Building: The County Building is a classic 1913 concrete structure designed by the architectural firm of Ripley and Davis in 1912 and built for $60,000 by Lord-Young Engineering. In company with the County Building Annex and the County Courthouse and park it is listed on Hawai`i and National Registers as part of Lihu`e Civic Center Historic District. The first meeting at the building was held May 6, 1914.
Funding: Restoration kicked off with a $50,000 State of Hawai`i Historic Preservation Acquisition & Development Program grant—a one-time matching grant for which former Mayor Tony Kunimura raised an additional $75,000. Many organizations and individuals donated generously.
Partial Highlights of County Building Restoration Committee’s Work
- Started with mayor’s office and worked outward
- Removed vinyl wall covering
- Removed lowered false ceiling
- Removed wooden louvered windows; replaced with original French windows with transom
- Tracked down meeting table and cane chairs; restored them, removing black paint
- Removed black and beige paint from copper railing in lobby
- Removed mustard yellow carpeting from stairs leading to second floor
- Removed plywood wall from entrance-side gallery on second floor; had railing replicated by firm in Florida and installed
- Found two original ceiling lights of copper with snaking—black on copper, a period treatment; had 15 custom made by a firm in Milwaukee, removed modernized globe lamps, replaced them with copper lamps
- Removed grey tile flooring to base, scored cement that had also been covered with grey paint that had to be removed

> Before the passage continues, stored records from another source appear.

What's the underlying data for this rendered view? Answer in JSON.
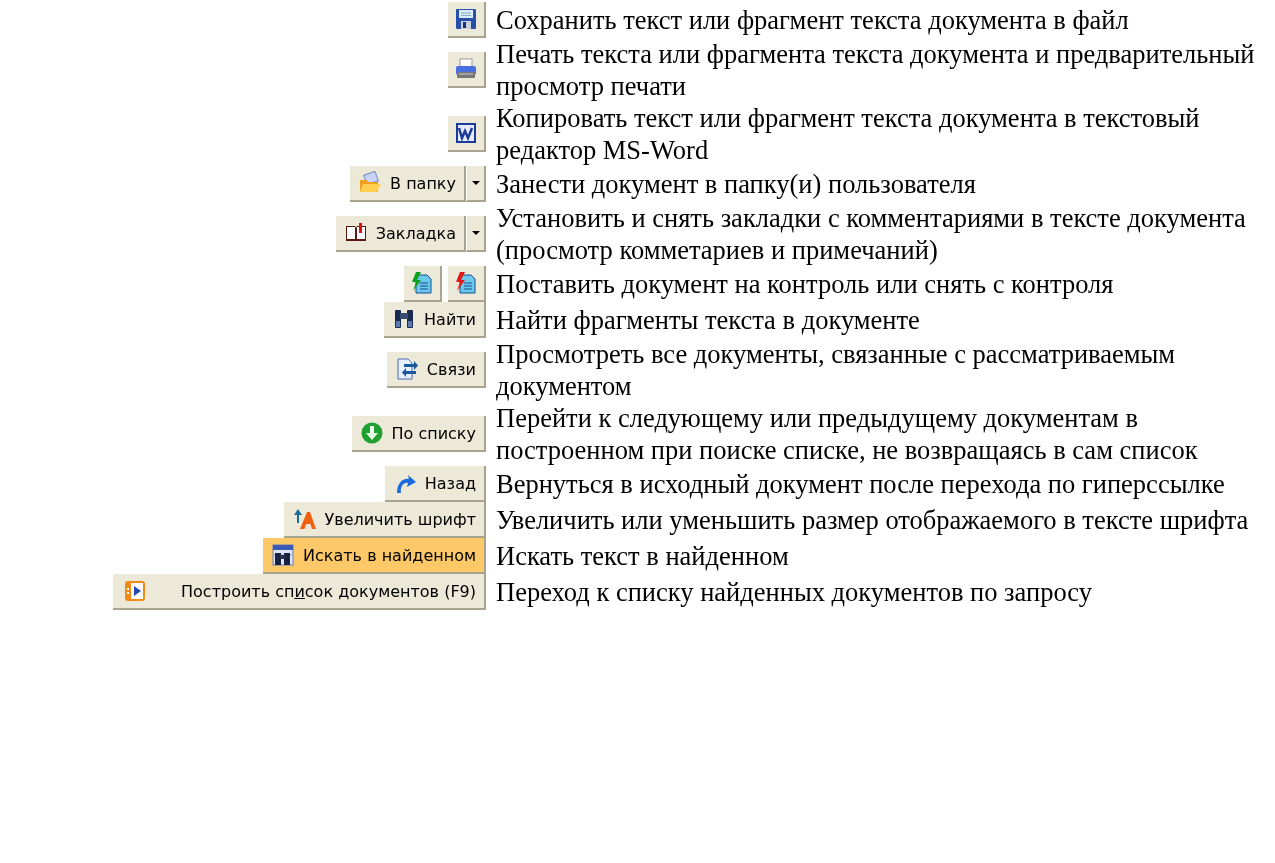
{
  "rows": [
    {
      "buttons": [
        {
          "kind": "icon",
          "highlighted": false
        }
      ],
      "description": "Сохранить текст или фрагмент текста документа в файл"
    },
    {
      "buttons": [
        {
          "kind": "icon",
          "highlighted": false
        }
      ],
      "description": "Печать текста или фрагмента текста документа и предварительный просмотр печати"
    },
    {
      "buttons": [
        {
          "kind": "icon",
          "highlighted": false
        }
      ],
      "description": "Копировать текст или фрагмент текста документа в текстовый редактор MS-Word"
    },
    {
      "buttons": [
        {
          "kind": "split",
          "label": "В папку",
          "highlighted": false
        }
      ],
      "description": "Занести документ в папку(и) пользователя"
    },
    {
      "buttons": [
        {
          "kind": "split",
          "label": "Закладка",
          "highlighted": false
        }
      ],
      "description": "Установить и снять закладки с комментариями в тексте документа (просмотр комметариев и примечаний)"
    },
    {
      "buttons": [
        {
          "kind": "icon",
          "highlighted": false
        },
        {
          "kind": "icon",
          "highlighted": false
        }
      ],
      "description": "Поставить документ на контроль или снять с контроля"
    },
    {
      "buttons": [
        {
          "kind": "labeled",
          "label": "Найти",
          "highlighted": false
        }
      ],
      "description": "Найти фрагменты текста в документе"
    },
    {
      "buttons": [
        {
          "kind": "labeled",
          "label": "Связи",
          "highlighted": false
        }
      ],
      "description": "Просмотреть все документы, связанные с рассматриваемым документом"
    },
    {
      "buttons": [
        {
          "kind": "labeled",
          "label": "По списку",
          "highlighted": false
        }
      ],
      "description": "Перейти к следующему или предыдущему документам в построенном при поиске списке, не возвращаясь в сам список"
    },
    {
      "buttons": [
        {
          "kind": "labeled",
          "label": "Назад",
          "highlighted": false
        }
      ],
      "description": "Вернуться в исходный документ после перехода по гиперссылке"
    },
    {
      "buttons": [
        {
          "kind": "labeled",
          "label": "Увеличить шрифт",
          "highlighted": false
        }
      ],
      "description": "Увеличить или уменьшить размер отображаемого в тексте шрифта"
    },
    {
      "buttons": [
        {
          "kind": "labeled",
          "label": "Искать в найденном",
          "highlighted": true
        }
      ],
      "description": "Искать текст в найденном"
    },
    {
      "buttons": [
        {
          "kind": "wide",
          "label_before": "Построить сп",
          "access_key": "и",
          "label_after": "сок документов (F9)",
          "highlighted": false
        }
      ],
      "description": "Переход к списку найденных документов по запросу"
    }
  ]
}
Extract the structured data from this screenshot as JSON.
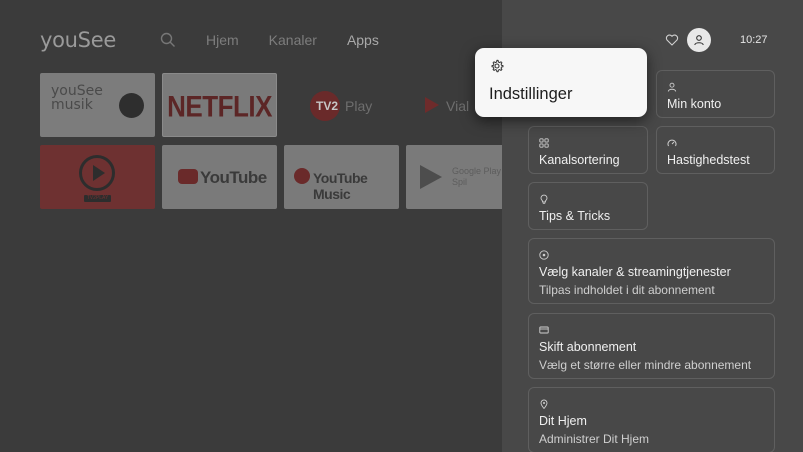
{
  "app": {
    "logo": "youSee",
    "nav": [
      {
        "label": "Hjem",
        "active": false
      },
      {
        "label": "Kanaler",
        "active": false
      },
      {
        "label": "Apps",
        "active": true
      }
    ]
  },
  "tiles": {
    "musik": "youSee\nmusik",
    "netflix": "NETFLIX",
    "tv2": "Play",
    "tv2_logo": "TV2",
    "viaplay": "Vial",
    "tv2play_badge": "TV2PLAY",
    "youtube": "YouTube",
    "ytmusic": "YouTube Music",
    "gplay": "Google Play Spil"
  },
  "status": {
    "clock": "10:27"
  },
  "settings": {
    "focused": {
      "label": "Indstillinger",
      "icon": "gear-icon"
    },
    "cards": {
      "konto": {
        "label": "Min konto",
        "icon": "user-icon"
      },
      "kanal": {
        "label": "Kanalsortering",
        "icon": "grid-icon"
      },
      "hast": {
        "label": "Hastighedstest",
        "icon": "speedometer-icon"
      },
      "tips": {
        "label": "Tips & Tricks",
        "icon": "lightbulb-icon"
      },
      "vaelg": {
        "label": "Vælg kanaler & streamingtjenester",
        "sub": "Tilpas indholdet i dit abonnement",
        "icon": "plus-circle-icon"
      },
      "skift": {
        "label": "Skift abonnement",
        "sub": "Vælg et større eller mindre abonnement",
        "icon": "card-icon"
      },
      "hjem": {
        "label": "Dit Hjem",
        "sub": "Administrer Dit Hjem",
        "icon": "location-pin-icon"
      }
    }
  },
  "colors": {
    "panel": "#484848",
    "background": "#3b3b3b",
    "focus": "#f7f7f7"
  }
}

- Replaced termited window overlooking entrance
- Replaced existing windows with original style casement windows